Case study 2.1
Read Ken’s story from the beginning of the chapter. Consider the importance of empathy, dignity and respect in Ken’s battle with liver cirrhosis. What part did honesty play in his recovery?
Ken makes it clear in his testimony that he values plain speaking, and honesty. He has little time for sympathy from healthcare staff, which he would likely find suspect anyway: A common attitude among staff towards someone suffering with alcoholic liver disease is that they’ve brought it upon themselves, and, whether this is openly voiced or not, Ken likely recognises this prevalent attitude and/or considers this to be true of himself. (Over half of cirrhosis cases worldwide are not caused by alcohol misuse, but rather by various strains of hepatitis; Perz 2006).
But that’s not to say that Ken wants healthcare staff to be judgemental. Instead, he wants them to see him as a person, with normal human weaknesses, who has got into severe difficulties. He now wants to find a way out and is determined to build a new life. A candid approach works well with Ken, but not too candid. Humour also helps ease the situation for him.
Ken was one of the lucky ones.
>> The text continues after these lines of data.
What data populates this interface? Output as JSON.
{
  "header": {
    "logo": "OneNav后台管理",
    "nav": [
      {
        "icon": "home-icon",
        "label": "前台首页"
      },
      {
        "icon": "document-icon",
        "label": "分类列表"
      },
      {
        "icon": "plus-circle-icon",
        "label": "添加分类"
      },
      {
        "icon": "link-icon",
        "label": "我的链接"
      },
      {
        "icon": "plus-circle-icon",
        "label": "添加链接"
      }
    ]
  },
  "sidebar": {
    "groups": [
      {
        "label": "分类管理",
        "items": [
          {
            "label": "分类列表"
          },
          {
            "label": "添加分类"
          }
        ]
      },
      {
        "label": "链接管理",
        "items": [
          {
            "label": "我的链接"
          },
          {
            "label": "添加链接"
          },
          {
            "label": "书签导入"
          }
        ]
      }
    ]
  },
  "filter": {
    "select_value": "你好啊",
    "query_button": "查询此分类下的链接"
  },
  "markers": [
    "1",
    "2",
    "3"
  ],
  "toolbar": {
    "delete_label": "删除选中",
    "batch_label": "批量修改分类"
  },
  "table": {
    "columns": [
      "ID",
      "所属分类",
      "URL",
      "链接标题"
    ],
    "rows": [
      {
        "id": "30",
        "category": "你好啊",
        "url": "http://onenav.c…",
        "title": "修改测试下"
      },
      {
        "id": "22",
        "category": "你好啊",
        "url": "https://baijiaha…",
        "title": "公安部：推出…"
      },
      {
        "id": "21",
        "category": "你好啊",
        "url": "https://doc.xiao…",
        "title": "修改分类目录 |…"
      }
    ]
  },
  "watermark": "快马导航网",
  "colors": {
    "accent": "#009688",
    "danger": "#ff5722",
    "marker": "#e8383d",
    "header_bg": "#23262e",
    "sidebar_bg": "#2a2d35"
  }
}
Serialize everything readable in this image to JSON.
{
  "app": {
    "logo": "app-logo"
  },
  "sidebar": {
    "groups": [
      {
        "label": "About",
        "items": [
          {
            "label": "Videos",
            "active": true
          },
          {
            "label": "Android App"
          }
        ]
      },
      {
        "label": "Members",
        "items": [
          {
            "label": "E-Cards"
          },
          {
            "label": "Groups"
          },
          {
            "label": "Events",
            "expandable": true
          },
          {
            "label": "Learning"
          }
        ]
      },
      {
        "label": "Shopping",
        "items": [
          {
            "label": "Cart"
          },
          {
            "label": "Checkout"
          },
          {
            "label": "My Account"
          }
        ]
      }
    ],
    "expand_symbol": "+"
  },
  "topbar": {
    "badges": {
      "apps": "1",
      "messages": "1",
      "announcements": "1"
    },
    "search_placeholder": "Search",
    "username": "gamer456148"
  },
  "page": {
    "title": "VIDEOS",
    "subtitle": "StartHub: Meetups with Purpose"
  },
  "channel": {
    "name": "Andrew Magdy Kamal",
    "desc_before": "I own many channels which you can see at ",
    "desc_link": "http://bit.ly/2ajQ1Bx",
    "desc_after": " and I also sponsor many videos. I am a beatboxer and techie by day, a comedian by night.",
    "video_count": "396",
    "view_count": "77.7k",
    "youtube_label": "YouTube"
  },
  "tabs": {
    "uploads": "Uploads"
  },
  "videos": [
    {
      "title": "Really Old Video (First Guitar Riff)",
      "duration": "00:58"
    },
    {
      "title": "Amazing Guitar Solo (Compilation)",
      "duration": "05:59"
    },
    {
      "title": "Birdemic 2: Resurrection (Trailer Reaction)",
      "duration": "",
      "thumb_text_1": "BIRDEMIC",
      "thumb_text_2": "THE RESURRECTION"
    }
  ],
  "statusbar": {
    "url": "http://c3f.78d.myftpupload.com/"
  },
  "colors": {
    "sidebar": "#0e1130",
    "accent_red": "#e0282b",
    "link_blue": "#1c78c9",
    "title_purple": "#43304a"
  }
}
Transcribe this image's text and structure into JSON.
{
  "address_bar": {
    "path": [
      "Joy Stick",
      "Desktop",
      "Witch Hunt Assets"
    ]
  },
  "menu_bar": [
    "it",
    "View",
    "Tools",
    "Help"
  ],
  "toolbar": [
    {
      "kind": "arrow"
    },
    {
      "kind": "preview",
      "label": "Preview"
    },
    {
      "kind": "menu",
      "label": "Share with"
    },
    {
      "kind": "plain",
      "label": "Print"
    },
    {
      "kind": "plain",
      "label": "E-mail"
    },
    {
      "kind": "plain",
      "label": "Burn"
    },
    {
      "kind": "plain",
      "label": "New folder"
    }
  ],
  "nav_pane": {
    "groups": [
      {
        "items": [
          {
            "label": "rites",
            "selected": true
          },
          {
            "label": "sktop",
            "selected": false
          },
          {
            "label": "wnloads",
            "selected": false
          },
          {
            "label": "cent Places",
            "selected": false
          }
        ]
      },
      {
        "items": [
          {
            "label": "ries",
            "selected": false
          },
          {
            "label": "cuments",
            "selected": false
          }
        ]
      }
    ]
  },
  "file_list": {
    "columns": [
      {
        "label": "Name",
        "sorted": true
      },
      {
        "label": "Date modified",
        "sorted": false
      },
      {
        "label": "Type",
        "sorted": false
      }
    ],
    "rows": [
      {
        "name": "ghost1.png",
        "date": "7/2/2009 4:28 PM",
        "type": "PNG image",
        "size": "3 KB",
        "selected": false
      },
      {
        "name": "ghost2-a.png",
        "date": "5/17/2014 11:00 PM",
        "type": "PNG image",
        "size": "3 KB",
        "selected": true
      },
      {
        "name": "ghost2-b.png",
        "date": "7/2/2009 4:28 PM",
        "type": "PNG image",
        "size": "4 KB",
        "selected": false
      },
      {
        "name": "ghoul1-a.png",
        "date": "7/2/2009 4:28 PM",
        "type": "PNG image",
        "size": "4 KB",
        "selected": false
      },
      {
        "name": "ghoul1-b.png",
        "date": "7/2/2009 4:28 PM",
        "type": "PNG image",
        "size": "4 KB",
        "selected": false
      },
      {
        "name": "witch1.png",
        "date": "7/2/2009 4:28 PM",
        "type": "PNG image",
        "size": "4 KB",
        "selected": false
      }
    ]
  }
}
After a couple of years of waiting, enduring fortnightly ascetic drains, and nearly dying a few times, he received a successful liver transplant. He frequently visits the hospital unit where he was supported and cared for before his transplant, to keep in touch with the nurses, and provide support to other patients. He knows that not all of them will be so fortunate.
- Perz, J. et al. (2006). The contributions of hepatitis B virus and hepatitis C virus infections to cirrhosis and primary liver cancer worldwide. Journal of Hepatology, Vol. 45, Issue 4, October 2006, pp 529–538. Available at http://www.sciencedirect.com/science/article/pii/S0168827806002972?via%3Dihub